16.6" x 15.6" x 33.4"
released date


the nano weighs 41.9 pounds


video camera included
Arrow left
Arrow right
phone controllable
battery life


self charging
has wifi

Editorial Review

Most telepresence robots have the personality of, well, an iPad, because that's what a lot of them use for a face. The Sanbot Nano, on the other hand, has the personality of a small child and an animated visage to match, with big eyes, a tuft of brown hair and an anime-style smile when its user wants it to express delight. Despite having a name that implies smallness, the Nano is actually larger than most small children and is as much a personal companion as it's a bot that you'd send to your office to attend meetings when you're stuck at home.

The Nano's face is a touch screen that, when it isn't serving as the visage of a moody youngster, is filled with apps, many of which need to be downloaded (via the Nano) from the Sanbot app store. The Nano is powered by Alexa and when Alexa mode is turned on it can do anything an Amazon Echo can do, including play music and give you the news. However, it also lets you play games and you don't need to touch the screen to play them. The Nano's built-in camera can function much like an Xbox Kinect, registering your hand movements. Nano actually inserts you into the game, showing a small image of you on the screen waving your hand and interacting with game objects -- chopping fruit in Fruit Ninja, for instance.

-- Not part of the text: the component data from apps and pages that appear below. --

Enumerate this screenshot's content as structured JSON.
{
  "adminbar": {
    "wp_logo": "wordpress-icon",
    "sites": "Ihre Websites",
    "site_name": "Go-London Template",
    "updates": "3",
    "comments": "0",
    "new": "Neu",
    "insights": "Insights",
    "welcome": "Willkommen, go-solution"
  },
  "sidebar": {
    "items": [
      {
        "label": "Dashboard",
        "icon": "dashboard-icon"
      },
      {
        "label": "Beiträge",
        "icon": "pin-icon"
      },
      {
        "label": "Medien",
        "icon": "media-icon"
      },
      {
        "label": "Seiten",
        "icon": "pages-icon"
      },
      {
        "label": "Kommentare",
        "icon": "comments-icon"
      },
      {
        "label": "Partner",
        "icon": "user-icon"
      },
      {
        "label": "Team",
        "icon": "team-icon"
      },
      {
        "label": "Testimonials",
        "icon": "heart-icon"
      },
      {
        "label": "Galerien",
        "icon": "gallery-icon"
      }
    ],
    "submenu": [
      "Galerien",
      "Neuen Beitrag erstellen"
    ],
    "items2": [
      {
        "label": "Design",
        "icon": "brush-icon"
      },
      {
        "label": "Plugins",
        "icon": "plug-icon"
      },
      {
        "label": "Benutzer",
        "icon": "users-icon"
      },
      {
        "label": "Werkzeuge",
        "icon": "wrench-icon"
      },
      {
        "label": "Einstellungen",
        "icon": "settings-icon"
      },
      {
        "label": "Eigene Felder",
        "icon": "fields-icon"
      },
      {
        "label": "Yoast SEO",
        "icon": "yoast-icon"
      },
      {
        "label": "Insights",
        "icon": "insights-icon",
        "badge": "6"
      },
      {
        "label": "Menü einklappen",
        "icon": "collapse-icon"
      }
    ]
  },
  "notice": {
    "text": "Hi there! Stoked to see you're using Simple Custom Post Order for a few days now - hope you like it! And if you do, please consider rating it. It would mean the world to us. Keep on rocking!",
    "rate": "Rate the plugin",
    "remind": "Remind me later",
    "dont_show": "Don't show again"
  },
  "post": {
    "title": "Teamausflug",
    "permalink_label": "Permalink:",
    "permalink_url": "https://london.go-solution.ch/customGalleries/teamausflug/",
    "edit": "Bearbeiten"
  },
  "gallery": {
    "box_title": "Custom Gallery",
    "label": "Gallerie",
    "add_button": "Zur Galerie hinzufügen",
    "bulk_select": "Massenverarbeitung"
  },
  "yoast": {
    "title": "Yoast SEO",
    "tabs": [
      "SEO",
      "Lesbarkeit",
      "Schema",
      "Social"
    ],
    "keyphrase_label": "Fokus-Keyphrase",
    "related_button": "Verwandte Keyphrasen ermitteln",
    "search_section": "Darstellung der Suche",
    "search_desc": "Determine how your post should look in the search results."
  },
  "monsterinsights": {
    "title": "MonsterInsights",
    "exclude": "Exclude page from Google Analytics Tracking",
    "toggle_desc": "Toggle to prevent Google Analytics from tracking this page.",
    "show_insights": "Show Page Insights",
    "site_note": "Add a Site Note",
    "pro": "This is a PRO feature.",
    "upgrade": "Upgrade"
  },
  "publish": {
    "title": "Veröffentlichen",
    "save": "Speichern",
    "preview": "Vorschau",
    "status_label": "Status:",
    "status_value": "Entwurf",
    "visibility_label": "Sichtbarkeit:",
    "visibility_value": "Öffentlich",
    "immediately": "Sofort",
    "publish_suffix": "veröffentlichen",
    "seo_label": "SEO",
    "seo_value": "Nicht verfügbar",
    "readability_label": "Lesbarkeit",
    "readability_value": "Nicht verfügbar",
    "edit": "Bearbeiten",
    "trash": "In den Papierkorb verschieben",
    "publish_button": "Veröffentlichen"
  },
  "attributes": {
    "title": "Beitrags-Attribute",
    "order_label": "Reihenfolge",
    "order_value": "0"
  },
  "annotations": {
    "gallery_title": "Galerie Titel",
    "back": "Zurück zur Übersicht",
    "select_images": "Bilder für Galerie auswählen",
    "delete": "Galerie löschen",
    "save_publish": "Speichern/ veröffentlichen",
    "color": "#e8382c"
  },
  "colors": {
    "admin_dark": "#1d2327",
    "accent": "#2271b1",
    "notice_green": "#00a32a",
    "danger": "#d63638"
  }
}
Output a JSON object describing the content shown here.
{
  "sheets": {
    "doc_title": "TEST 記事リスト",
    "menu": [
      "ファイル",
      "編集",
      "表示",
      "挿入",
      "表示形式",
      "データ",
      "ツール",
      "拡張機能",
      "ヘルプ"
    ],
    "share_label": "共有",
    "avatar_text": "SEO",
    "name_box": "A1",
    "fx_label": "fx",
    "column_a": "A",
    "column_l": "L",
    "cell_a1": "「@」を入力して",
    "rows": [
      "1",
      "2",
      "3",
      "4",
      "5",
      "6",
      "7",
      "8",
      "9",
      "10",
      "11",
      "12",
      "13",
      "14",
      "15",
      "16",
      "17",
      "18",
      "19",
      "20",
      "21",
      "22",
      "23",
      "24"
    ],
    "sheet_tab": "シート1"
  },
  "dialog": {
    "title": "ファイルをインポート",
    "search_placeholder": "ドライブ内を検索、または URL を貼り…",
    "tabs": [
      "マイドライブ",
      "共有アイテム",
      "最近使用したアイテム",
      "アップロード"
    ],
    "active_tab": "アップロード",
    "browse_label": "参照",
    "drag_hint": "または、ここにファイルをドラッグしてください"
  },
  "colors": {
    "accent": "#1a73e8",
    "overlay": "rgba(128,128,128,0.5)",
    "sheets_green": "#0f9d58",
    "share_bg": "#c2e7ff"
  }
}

And this cute little buddy really can serve as a telepresence bot. The Q-Link app shows you what the Nano sees with its camera and lets you steer it around, checking up on your home when you aren't there or interacting with employees at your workplace. The text-to-speech function lets you tell the Nano what to say and you'll hear the response in return. A set of icons lets you set the Nano's facial image to a wide range of expressions, so you can frown menacingly at employees if you find them goofing off in the snack room. You can also use it as a smartphone to make video calls to other Nano users -- or just send text messages.

For other telepresence robots, see the tiny Varram System Appbot Link or the Adventure Labs Keebot.

Sanbot Nano | Reviewed by Botdb | Rating: 5

Nano Reviews From Around The Web


Through the accompanying mobile app, users can see what the Nano is seeing remotely, and they can also monitor all devices they have connected to the Qihan cloud.

Tom's Guide

Has 50 sensors installed to help it circumvent obstacles in its path and can recognize voices and detect when a person enters the room.

Tom's Guide

Boasts Amazon Alexa integration...can use it to order food, shopping, and play music...just one issue: an Amazon Echo Dot can do all those things at a fraction of the price.

Tom's Guide

You can also control it from anywhere, using the Q-Link mobile app...Q-Link also lets you live-stream video, and can convert your texts to voice messages.

Tom's Guide

The robot's object detection sensors are supposed to help it watch over the house and sound an alarm if unexpected activity takes place.

Tom's Guide